Xi’s view of what that style should be was made clear in February after a visit to CCTV’s offices in Beijing. All news media run by the Party must work to speak for the Party’s will and its propositions and protect the Party’s authority and unity, Xi said, according to Xinhua.
Xi has presided over a dramatic winding back of freedom of the press —both in terms of coverage by foreign journalists as well as what the domestic media can cover. A survey by the Foreign Correspondents’ Club of China in 2015 found 80% of respondents believed their conditions had worsened or remained the same. China ranks 176 out of 180 in Reporters Without Borders’ 2016 Press Freedom Index — dropping one place from a year earlier.
China’s domestic media suffers from political interference and harassment, low technical and ethical standards, and chronic low pay. The state maintains control through outright ownership; oversight by an estimated 15 state bodies to ensure journalists toe the Party line; imprisonment, harassment, torture and other coercive means; and the use of vaguely worded legal threats, including that of breaching official secrets that are not defined and are arbitrarily applied.
Journalists must study correct ideological beliefs. The two-volume, 738-page training manual for 2013 sought to rectify what it says is the growing problem of “false news’’ with detailed guidance on ethics, accuracy, objectivity — and the ideological framework of socialism with Chinese characteristics. Chapter 2, for example, is a 61-page discussion of journalism and Marxism.
Responsible reporting in the eyes of the Party means upholding social values — critical reports on ethnic minorities, suggestions that women are not equal to men and disparaging comments about the elderly or disabled are all forbidden.
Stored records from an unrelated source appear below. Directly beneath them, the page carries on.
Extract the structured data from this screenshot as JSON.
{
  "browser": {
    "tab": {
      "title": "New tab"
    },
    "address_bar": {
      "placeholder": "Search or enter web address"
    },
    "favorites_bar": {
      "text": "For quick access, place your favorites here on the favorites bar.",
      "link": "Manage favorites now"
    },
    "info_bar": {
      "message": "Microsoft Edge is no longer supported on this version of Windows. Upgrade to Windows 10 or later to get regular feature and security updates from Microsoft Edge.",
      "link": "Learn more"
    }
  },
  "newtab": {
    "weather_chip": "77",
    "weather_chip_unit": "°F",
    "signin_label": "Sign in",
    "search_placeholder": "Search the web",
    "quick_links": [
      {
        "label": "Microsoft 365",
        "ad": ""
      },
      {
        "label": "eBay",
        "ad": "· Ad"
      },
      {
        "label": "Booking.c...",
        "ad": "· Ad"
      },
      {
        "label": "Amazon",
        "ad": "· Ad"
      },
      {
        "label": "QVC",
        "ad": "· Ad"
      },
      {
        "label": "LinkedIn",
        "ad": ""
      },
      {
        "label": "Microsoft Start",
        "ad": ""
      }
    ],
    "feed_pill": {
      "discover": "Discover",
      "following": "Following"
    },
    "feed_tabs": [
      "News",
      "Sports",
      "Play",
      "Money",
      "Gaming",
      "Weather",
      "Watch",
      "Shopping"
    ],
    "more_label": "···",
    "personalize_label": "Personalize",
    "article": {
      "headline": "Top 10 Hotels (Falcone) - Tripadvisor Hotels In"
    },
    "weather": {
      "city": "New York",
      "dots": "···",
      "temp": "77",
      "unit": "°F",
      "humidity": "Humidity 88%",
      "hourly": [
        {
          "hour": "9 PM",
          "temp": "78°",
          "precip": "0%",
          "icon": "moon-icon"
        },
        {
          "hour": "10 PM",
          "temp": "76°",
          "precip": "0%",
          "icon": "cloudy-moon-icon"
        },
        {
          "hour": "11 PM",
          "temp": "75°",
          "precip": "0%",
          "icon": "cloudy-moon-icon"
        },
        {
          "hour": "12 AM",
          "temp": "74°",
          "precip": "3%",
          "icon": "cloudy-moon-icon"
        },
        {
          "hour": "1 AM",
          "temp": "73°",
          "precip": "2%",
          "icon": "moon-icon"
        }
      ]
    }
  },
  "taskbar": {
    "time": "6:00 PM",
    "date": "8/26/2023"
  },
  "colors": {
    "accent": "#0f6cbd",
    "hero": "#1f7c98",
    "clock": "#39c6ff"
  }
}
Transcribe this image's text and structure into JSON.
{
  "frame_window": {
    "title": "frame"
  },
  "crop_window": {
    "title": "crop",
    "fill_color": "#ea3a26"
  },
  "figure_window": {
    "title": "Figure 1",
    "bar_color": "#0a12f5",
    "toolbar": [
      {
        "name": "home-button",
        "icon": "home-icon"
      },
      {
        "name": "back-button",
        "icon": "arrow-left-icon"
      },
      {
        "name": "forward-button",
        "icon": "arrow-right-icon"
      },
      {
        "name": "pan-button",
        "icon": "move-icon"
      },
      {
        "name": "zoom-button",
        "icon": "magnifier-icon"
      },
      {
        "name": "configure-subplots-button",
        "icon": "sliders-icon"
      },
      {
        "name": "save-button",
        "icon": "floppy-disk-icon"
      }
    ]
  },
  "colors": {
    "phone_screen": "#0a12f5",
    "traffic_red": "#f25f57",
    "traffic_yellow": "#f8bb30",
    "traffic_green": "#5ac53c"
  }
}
But so too are reports that threaten the territorial integrity of the state or that deny the leading role of Marxism-Leninism, “Mao Zedong Thought” and Deng Xiaoping’s political theories. Calling for Western style democracy is barred.
The concept of the media as part of the check and balances that hold the powerful to account and inform public debate is toxic to the Party. That was made clear when Chinese journalist Gao Yu landed a scoop when she got her hands on an internal CPC memo know as Document 9 — and landed a 7-year jail sentence for leaking state secrets.
The memo is worth quoting at length:
Anti-China forces are “defining the media as `society’s public instrument’ and as the `Fourth Estate’; attacking the Marxist view of news and promoting the `free flow of information on the Internet’; … The ultimate goal of advocating the West’s view of the media is to hawk the principle of abstract and absolute freedom of press, oppose the Party’s leadership in the media, and gouge an opening through which to infiltrate our ideology…
“We must not permit the dissemination of opinions that oppose the Party’s theory or political line, the publication of views contrary to decisions that represent the central leadership’s views, or the spread of political rumours that defame the image of the Party or the nation…
“We need to strengthen education on the Marxist perspective of media to ensure that the media leadership is always firmly controlled by someone who maintains an identical ideology with the Party’s Central Committee, under General Secretary Xi Jinping’s leadership…
“We must reinforce our management of all types and levels of propaganda on the cultural front … and allow absolutely no opportunity or outlets for incorrect thinking or viewpoints to spread.”